Sense8 and Group Therapy

I just finished watching Season 1 of Sense8, a Netflix show about eight people who are telepathically connected, able to share experience, skills and perspectives instantly with each other, no matter where they are geographically.

I thought about Group.

For about a year and a half, I’ve been a member in a training group for Group Therapists which is a combination of supervision and therapy. I’m noticing more and more that the other members are living inside my psyche, that their attitudes, strengths and insights are available to me when I’m thinking about a challenge in my own life and work.

It’s not the same as being able to immediately access the lifelong training of a martial artist, but it’s something–a feeling of being more powerful than I would be otherwise, more supported, more balanced.

I don’t know how to end this post, so I’m letting my mind glide over the members of my group, imagining their reactions. They’re urging me not to leave out the unpleasant parts of being so connected.

The people in Sense8 often feel invaded, swept up in the feelings and experiences of another member of their cluster. They have to learn how to regulate, to focus and maintain their own self even as they are constantly joining with others.

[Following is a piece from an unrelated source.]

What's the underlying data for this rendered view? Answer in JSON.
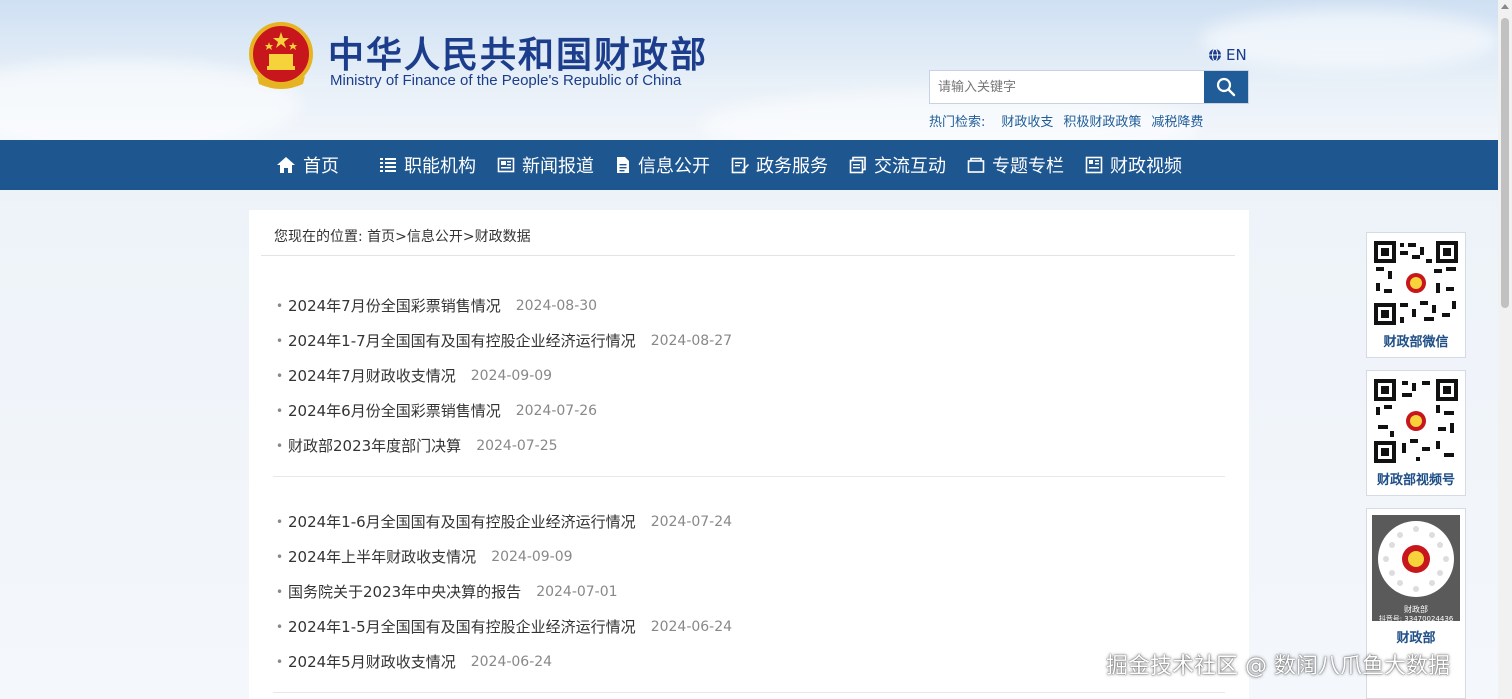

This is also true for Group, just as it can be true for life. Connecting with other people means being affected by them. Their pain and sorrow touches on my own, activates desires to help, to be in control, to change the situation. I’m reminded of my powerlessness to “make it all better,” I may feel rage, fear, despair.

Many of us spend a lot of energy suppressing these feelings. They certainly are uncomfortable. They are also crucial to truly feeling alive.

Why isn’t there a structure in Group?

Why isn’t there a structure or a theme or something in Group? It feels like there should be…

A colleague of mine likes to joke that we try to avoid “shoulding all over ourselves.”

Why should there be a structure? What kind of structure would you like?

Some groups are more structured than others. In the groups that I run, other than a designated start and end time and an agreed upon contract, I try to be as unstructured as possible.

Why?

The short answer is Here-and-Now.

What is Here-and-Now?

Here-and-Now refers to the immediate thoughts, feelings, sensations and intuitions that you are experiencing in the present moment. In Group, we try to understand these reactions as interpersonal communication–some kind of information that you consciously or unconsciously want the group to know about you.

Imposing a structure, such as turn-taking or spending a certain amount of time on a particular exercise, suppresses the Here-and-Now.

Here’s an example. The group decides to go around and “check-in,” each person sharing whatever is relevant to them. Suzy talks about her fear that the other people at the barber shop are judging her. This reminds you of your sister calling you judgmental last week. Your curiosity is piqued, you’re intrigued, wondering if an interaction with Suzy might help you with your strained relationship with Sis. Before the thought if fully formed, Roger is talking about his dog needing pancreatic surgery. That’s less interesting to you because you want to speak with Suzy. Then William is talking about his mother again and now it’s hard for you to remember what exactly you wanted to say to Suzy. Even if you do remember, you’ll need to wait for five other people to share before you can explore your desire.

Now, this may happen even in an unstructured group. It can be very hard to break into the flow of conversation and say what you need to say. But at least in an unstructured group, you’re allowed and encouraged to do so. Every piece of structure hampers the immediacy of the group. Sometimes structure may be necessary, but it’s in the immediacy that we feel most alive.